GREENSBORO, N.C. — Hillary Clinton came here on Thursday after a three-day break from the public eye, seeking to put a week's worth of negative headlines behind her and set the stage for the final stretch of the presidential campaign.
"I'm going to close my campaign the way I began my career and the way I will serve as your president, should you give me that great honor — focused on opportunities for kids and fairness for families," Clinton told the assembled crowd of several hundred supporters in a cavernous gymnasium on the University of North Carolina at Greensboro campus.
Later Thursday evening, she addressed the Congressional Hispanic Caucus Institute in Washington, D.C., where she sought to focus attention on Donald Trump's record of offending Latino voters.
Clinton's return to the trail marked the beginning of a crucial stretch in the campaign ahead of the first presidential debate, scheduled for Sept. 26. Clinton and Trump are virtually tied in national polls, and Trump has made up significant ground in battleground states.
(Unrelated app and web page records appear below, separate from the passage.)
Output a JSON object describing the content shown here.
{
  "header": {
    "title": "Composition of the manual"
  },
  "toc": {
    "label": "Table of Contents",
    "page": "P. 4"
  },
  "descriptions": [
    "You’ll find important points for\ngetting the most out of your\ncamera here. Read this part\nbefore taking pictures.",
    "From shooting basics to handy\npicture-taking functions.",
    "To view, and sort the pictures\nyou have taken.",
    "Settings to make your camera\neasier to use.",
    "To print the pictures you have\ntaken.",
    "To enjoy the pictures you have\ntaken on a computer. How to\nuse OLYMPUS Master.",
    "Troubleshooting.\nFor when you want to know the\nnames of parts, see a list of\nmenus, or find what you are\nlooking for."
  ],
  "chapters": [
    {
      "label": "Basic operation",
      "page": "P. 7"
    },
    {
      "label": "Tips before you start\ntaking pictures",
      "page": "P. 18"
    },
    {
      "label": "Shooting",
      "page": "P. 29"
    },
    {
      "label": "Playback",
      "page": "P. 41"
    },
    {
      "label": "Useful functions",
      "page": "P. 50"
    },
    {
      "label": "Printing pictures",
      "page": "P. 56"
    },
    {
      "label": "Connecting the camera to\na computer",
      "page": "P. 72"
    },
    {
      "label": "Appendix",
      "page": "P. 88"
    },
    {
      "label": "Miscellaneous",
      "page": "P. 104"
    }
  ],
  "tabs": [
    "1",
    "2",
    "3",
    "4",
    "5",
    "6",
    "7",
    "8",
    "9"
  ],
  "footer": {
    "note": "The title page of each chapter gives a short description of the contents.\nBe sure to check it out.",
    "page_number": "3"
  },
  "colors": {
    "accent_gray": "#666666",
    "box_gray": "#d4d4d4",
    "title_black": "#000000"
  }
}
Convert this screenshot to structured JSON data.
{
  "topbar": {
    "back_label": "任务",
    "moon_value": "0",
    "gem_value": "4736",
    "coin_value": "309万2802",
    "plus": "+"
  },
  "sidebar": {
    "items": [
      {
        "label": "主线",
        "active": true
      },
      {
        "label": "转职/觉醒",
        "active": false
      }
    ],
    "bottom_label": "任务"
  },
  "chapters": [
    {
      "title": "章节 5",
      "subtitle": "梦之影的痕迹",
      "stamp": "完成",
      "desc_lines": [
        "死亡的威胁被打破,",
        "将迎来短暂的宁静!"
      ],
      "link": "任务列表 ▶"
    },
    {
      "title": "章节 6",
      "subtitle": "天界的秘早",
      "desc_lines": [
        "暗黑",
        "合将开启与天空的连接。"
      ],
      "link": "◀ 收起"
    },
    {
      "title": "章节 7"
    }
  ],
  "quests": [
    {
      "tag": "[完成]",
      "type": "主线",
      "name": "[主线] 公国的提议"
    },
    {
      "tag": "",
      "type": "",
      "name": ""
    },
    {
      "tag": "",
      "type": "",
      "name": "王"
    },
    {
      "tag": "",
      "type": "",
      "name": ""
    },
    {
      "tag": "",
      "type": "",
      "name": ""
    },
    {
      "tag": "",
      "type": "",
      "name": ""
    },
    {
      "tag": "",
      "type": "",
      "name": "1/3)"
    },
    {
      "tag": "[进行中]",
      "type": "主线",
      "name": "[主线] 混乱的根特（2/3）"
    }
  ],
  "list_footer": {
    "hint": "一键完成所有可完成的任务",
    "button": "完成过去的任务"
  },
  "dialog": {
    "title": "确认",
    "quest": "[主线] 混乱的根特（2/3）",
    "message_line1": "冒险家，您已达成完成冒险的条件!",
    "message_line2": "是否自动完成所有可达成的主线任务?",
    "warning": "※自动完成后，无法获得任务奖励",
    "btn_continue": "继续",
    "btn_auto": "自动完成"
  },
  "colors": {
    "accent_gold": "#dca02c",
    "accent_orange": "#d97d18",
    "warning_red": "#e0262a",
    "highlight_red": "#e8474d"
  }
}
Clinton holds a slim 1.5% lead over Trump nationally in the RealClearPolitics average. In North Carolina, her lead is a mere 0.6%; in Ohio, Trump's ahead by 1%.
The events of the past week — Clinton's "basket of deplorables" remark, her appearing to faint at the 9/11 memorial and the subsequent revelation that she had withheld her pneumonia diagnosis for two days — have accompanied the tightening in the race, if not caused it. In any event, the nature of the race has injected a fresh round of anxiety among prominent Democrats.
A senior Democratic official familiar with the campaign's thinking said the Clinton camp had expected the race to tighten for weeks and planned no fundamental shift in course before the first presidential debate. The source said the campaign is reassured by the fact that little has changed in the structural dynamics of the race, citing Trump's continued unpopularity with college-educated women and Latino voters.
The official, who was granted anonymity to describe the campaign's thinking, said the campaign is changing little in their approach after a week of negative headlines, with one exception: a renewed focus on winning over millennial voters, a group that has been overwhelmingly opposed to Trump but has not embraced Clinton as their champion. Recent polls have shown outsized support for Libertarian nominee Gary Johnson and the Green Party's Jill Stein, siphoning votes from Clinton in states like Ohio and Pennsylvania.
To that end, the campaign is dispatching Sen. Elizabeth Warren and Sen. Bernie Sanders, Clinton's opponent in the Democratic primary, to blanket Ohio over the coming days. Both are liberal stalwarts who enjoy broad support among young liberals who enthusiastically backed Sanders in the primaries. They have been slow to come around to Clinton's candidacy, despite a widespread dislike of Trump. The New York Times reported on Thursday that former Vice President Al Gore is also in talks with the Clinton campaign to appear on her behalf.
As polls tighten in swing states like North Carolina and Pennsylvania, the Clinton campaign is focusing on driving turnout among the groups of young voters who were so crucial to President Barack Obama's two election wins. Obama himself rallied supporters in Philadelphia on Tuesday, and Clinton announced she will travel to the city next week before visits to Ohio and Florida.
Clinton's appearance in North Carolina on Thursday, her upcoming swing through battleground states and the deployment of top-level surrogates to Ohio this weekend are clear signs that the campaign hopes to blunt whatever momentum Trump may have in much the same way they dispatched Sanders during the primaries — slowly, methodically and with a keen focus on the fundamentals of the race.
Whether that effort will be able to halt Trump's apparent momentum remains to be seen. The country — and a Clinton campaign that remains self-assured for now — will find out in less than 53 days.